The coolest -- and most problematic -- option is what ZTE calls Extend mode. Through some clever software trickery, the Axon M treats the two displays as one big one, and the effect is generally impressive. When the phone's screens are side by side, you'll get a perfectly square 6.2-inch screen that handily blurs the line between phone and tablet. The only downside: a noticeable gap separates the screens. It's a constant reminder that major tech companies still haven't mastered the kind of foldable smartphones we're excited about. ZTE worked with software developers to optimize some apps for this larger canvas, but to get the most use out of it, you'll need to toggle a setting that forces all apps to stretch across those screens. To ZTE's credit, I haven't run into any showstopping issues, but you should expect a few hiccups. The most glaring occurs when scrolling through content that spreads across both screens. The secondary display sometimes lags behind the main one, so it's not uncommon to see one half of, say, a news article moving faster than the other.

The irony here is that even though the Axon M has two screens, videos that stretch across them don't appear much bigger than they would on a single phablet screen. Let's say you're watching an episode of Stranger Things. With the Axon M set to extended mode, the size of the video spread across both panels is roughly equivalent to watching the same episode on an iPhone 8 Plus. "Roughly equivalent" is pretty generous too: The sizes of the video windows are close to equal, but you'll never unsee the gap that separates the Axon's two screens. In fairness, neither ZTE nor AT&T have claimed this mode is a particularly great way to watch video, though it's a little odd that the phone has a "TV mode" that launches a predefined video app with a long-press of the camera key.

The awkward way the Axon M handles video is proof that two screens aren't necessarily better than one. Still, that's not to say the Extended mode is useless. I stopped carrying my Kindle around because I could just flip open the Axon M, fire up the app and thumb through a novel on the subway. The combined size of the two screens eclipsed my Kindle Voyage, and thanks to apps like InPen's Reading Mode, the Axon M doubles as an e-reader without much hassle.

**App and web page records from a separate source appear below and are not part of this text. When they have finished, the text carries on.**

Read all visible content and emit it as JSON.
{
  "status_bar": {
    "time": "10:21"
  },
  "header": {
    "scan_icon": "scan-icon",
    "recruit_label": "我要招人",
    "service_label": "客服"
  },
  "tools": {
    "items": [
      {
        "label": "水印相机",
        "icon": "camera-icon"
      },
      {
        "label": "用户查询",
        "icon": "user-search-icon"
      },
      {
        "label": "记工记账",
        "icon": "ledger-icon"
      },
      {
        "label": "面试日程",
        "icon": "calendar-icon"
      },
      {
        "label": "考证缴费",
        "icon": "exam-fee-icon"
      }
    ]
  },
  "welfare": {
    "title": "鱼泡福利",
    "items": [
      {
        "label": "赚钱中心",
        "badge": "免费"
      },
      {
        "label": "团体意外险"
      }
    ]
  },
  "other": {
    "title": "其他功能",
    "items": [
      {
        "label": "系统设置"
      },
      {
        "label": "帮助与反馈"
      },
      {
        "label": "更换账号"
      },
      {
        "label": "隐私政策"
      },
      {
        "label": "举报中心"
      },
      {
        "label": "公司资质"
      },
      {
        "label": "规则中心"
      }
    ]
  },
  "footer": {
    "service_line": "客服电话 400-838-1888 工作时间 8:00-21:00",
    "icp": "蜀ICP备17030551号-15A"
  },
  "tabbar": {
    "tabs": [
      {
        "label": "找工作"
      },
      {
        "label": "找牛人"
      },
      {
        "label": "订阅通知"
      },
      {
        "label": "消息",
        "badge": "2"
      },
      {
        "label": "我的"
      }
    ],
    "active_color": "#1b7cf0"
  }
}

In fact, this is probably what I used the Axon M for the most.

That said, the idea of shelling out more than $700 to make reading slightly more pleasant is a silly one. I'm wading into iffy legal territory here, but the most fun I had with the Axon M came when I used it to play backed-up Nintendo DS games. (A note to our lawyers and Nintendo's: I own physical copies of all the games whose ROMs I loaded onto the Axon M.) In those moments, when I could lose myself in a game I'd beaten countless times before, the Axon felt like something special. Then I'd exit the game and find myself left with this ambitious but flawed machine.

By now, it should be clear that you don't need this phone. There is, however, something to be said for chutzpah. In building the Axon M, ZTE has displayed a kind of disregard for the smartphone status quo that is both interesting and genuinely refreshing. This might be a concept we've seen before, but there can be no progress without experimentation. If nothing else, this attempt at a dual-screen phone is much more well-rounded than the first. Ultimately, though, the Axon M feels like just that: an experiment, albeit one that's as promising as it is frustrating. I'm glad it exists, just not enough to go out and buy one myself.